» What the task requires: If a line in the listing below contains the word "data", count it, then please give only the number of such lines.

» Material provided:
##########

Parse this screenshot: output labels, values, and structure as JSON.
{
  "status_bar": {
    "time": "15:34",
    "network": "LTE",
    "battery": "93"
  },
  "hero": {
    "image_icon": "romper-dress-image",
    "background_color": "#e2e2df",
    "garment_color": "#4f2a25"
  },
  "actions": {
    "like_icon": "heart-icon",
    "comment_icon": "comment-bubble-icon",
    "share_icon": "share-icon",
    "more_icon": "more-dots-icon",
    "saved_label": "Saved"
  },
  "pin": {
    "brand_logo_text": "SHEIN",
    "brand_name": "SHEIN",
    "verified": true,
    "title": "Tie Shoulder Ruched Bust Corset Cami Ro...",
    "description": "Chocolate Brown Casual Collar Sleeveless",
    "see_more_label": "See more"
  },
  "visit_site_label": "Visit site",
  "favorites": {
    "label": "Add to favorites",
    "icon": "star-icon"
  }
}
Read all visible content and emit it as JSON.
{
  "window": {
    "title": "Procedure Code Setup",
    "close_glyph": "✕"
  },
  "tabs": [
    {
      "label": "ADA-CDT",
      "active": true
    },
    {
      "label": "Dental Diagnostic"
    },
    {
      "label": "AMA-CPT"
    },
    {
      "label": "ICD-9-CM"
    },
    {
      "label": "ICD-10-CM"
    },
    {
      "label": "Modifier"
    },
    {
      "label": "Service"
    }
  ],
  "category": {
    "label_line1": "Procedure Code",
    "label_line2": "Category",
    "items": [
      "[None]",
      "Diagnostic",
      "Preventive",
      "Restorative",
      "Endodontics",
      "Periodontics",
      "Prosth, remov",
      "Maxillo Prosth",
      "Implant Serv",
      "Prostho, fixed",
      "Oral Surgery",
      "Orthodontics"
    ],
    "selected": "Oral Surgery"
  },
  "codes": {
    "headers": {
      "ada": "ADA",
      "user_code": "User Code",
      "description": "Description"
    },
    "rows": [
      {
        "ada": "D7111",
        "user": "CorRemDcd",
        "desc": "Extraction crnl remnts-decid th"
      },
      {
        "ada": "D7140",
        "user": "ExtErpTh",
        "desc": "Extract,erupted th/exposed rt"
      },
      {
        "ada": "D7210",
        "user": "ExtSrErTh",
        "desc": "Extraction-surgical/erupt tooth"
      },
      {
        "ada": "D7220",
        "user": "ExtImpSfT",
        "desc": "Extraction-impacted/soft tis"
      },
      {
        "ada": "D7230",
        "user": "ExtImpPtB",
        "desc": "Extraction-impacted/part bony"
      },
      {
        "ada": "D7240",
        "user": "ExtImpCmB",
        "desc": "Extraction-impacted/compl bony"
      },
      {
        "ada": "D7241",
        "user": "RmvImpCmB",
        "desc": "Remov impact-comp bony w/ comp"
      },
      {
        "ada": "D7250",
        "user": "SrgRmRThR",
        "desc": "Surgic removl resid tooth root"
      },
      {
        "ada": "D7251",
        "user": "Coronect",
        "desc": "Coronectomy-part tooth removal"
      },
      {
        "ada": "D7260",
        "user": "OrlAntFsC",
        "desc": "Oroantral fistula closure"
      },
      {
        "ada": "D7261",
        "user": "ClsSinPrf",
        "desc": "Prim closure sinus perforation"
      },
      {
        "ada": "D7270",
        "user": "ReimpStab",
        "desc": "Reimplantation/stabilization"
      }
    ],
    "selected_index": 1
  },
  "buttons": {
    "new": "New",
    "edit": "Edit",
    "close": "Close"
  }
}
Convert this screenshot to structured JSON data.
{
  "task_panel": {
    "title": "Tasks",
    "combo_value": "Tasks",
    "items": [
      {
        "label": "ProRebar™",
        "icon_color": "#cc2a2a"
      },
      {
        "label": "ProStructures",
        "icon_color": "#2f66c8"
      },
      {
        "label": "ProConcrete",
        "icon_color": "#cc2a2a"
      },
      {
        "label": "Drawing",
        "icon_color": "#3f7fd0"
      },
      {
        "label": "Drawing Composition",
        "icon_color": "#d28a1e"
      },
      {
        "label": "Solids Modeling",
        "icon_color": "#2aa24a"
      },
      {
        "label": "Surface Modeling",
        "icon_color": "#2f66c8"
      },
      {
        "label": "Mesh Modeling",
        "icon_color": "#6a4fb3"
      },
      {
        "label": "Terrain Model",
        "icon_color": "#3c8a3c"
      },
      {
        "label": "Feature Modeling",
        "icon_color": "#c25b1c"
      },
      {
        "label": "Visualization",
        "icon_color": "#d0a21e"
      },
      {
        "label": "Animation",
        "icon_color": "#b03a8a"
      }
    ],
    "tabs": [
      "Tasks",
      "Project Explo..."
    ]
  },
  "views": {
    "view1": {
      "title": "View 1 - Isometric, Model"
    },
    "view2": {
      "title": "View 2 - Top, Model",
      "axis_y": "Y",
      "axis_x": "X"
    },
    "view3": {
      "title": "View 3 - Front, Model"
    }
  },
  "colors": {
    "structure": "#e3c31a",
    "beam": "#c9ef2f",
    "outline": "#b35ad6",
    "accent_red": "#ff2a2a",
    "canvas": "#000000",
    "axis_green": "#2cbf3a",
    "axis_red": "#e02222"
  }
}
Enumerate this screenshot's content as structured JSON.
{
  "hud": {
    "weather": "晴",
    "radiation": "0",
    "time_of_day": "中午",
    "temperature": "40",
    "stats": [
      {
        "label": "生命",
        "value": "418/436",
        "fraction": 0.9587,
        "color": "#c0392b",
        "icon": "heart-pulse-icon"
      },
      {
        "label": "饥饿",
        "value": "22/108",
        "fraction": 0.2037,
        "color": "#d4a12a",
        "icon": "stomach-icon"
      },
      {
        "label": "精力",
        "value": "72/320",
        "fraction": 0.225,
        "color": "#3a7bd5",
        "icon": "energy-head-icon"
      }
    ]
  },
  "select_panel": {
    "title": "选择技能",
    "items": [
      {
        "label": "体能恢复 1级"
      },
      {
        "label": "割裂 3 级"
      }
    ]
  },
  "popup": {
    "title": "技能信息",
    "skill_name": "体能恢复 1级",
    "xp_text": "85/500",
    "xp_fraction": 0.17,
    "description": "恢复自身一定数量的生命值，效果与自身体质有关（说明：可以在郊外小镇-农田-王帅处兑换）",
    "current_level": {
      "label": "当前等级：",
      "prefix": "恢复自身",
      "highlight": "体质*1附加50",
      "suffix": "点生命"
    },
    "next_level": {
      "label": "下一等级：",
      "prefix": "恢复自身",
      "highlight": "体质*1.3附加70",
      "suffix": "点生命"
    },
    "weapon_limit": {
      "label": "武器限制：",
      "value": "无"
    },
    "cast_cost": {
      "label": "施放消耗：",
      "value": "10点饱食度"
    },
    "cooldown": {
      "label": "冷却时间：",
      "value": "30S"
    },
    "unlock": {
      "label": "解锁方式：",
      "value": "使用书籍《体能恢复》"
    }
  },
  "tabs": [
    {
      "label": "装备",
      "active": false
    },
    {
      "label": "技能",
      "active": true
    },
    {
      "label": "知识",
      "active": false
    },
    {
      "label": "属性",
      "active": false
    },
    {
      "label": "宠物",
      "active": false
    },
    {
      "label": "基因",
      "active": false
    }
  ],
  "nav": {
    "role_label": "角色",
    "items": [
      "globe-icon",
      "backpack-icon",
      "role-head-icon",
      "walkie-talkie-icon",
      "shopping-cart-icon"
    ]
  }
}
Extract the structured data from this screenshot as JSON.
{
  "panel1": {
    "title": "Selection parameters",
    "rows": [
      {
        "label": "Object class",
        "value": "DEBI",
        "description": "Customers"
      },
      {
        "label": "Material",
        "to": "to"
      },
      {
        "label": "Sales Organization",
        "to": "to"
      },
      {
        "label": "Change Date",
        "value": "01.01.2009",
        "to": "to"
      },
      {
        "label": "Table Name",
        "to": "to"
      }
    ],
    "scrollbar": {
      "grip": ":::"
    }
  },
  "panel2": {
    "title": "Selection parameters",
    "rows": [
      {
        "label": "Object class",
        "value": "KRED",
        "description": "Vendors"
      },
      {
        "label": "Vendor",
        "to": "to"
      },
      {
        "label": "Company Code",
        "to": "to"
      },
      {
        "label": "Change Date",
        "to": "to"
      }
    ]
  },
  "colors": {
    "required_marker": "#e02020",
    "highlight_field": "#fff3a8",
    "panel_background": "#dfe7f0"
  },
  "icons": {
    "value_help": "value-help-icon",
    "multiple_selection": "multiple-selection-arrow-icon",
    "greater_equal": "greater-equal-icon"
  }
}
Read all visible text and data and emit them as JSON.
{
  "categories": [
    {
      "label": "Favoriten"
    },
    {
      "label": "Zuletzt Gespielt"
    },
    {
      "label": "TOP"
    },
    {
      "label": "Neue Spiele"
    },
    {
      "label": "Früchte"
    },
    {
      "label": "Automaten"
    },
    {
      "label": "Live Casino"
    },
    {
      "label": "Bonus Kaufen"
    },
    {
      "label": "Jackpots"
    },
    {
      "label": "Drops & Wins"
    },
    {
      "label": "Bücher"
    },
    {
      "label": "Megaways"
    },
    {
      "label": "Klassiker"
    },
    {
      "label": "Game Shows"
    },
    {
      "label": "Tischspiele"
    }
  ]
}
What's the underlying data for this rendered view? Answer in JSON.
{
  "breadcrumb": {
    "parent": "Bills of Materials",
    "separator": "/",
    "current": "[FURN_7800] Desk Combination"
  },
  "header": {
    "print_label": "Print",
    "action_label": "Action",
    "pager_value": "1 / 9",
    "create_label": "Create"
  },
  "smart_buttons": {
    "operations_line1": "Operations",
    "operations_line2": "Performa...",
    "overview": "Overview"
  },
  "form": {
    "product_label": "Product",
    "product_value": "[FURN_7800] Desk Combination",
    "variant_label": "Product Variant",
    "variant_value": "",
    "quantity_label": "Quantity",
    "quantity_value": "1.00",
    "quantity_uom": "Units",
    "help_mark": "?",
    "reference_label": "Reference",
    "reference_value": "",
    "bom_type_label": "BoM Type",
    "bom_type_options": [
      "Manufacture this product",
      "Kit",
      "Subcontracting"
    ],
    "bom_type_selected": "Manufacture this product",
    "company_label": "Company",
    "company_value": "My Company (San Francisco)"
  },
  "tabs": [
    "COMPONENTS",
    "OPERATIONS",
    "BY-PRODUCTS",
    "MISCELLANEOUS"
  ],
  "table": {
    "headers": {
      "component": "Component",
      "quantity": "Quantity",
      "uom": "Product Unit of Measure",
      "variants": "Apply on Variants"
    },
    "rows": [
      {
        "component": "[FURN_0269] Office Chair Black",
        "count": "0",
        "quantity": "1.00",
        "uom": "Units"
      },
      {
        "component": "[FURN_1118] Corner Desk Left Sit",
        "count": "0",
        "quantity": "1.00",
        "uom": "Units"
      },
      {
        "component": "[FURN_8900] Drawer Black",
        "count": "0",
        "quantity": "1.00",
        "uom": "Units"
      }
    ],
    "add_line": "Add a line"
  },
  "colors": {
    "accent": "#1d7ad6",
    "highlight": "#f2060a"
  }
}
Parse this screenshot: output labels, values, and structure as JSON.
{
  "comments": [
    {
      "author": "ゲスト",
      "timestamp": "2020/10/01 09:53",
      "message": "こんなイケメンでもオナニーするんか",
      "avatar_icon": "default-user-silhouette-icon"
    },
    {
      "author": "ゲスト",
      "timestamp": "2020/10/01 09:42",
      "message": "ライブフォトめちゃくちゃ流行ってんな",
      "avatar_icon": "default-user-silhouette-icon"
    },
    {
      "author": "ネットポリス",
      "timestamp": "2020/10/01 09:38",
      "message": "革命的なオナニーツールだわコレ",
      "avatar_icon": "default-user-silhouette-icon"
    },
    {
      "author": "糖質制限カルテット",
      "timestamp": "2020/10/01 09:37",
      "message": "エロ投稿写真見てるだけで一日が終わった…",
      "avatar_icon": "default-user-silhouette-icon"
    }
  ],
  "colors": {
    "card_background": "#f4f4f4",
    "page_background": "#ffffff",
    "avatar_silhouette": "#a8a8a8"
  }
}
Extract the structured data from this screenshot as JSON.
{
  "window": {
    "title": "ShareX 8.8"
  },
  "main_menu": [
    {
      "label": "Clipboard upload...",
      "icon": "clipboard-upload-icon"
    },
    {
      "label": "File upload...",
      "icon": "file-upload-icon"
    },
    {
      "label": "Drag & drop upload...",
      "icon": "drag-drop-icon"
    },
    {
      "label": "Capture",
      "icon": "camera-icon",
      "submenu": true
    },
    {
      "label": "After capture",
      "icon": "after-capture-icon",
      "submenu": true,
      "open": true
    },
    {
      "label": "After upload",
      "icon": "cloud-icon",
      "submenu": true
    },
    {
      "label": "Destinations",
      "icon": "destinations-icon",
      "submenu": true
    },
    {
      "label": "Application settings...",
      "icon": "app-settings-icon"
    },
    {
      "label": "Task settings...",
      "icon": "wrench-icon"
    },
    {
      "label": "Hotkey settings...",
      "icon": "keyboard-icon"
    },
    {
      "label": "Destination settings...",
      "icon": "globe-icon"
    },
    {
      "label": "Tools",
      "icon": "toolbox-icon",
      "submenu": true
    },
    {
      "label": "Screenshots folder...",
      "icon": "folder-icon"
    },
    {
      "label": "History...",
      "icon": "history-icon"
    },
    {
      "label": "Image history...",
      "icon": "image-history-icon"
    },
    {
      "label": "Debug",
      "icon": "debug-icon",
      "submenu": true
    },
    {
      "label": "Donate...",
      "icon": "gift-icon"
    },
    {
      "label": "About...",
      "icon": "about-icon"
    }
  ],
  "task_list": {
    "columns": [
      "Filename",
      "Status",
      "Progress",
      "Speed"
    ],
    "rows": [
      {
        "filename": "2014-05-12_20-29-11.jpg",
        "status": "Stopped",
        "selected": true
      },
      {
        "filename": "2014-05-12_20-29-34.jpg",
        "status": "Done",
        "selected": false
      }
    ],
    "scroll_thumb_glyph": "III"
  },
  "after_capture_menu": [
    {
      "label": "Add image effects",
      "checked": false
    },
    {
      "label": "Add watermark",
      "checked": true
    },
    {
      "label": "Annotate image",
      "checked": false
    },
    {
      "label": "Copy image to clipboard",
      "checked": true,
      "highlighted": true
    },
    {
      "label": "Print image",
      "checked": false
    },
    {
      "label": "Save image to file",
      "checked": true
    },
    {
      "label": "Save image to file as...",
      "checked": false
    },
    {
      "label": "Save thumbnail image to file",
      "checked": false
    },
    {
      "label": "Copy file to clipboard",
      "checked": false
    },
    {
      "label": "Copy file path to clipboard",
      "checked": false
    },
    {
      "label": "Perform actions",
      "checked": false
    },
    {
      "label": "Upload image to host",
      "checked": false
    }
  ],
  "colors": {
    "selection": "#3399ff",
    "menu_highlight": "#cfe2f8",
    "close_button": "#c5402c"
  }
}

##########

» Solution to the exercise: 5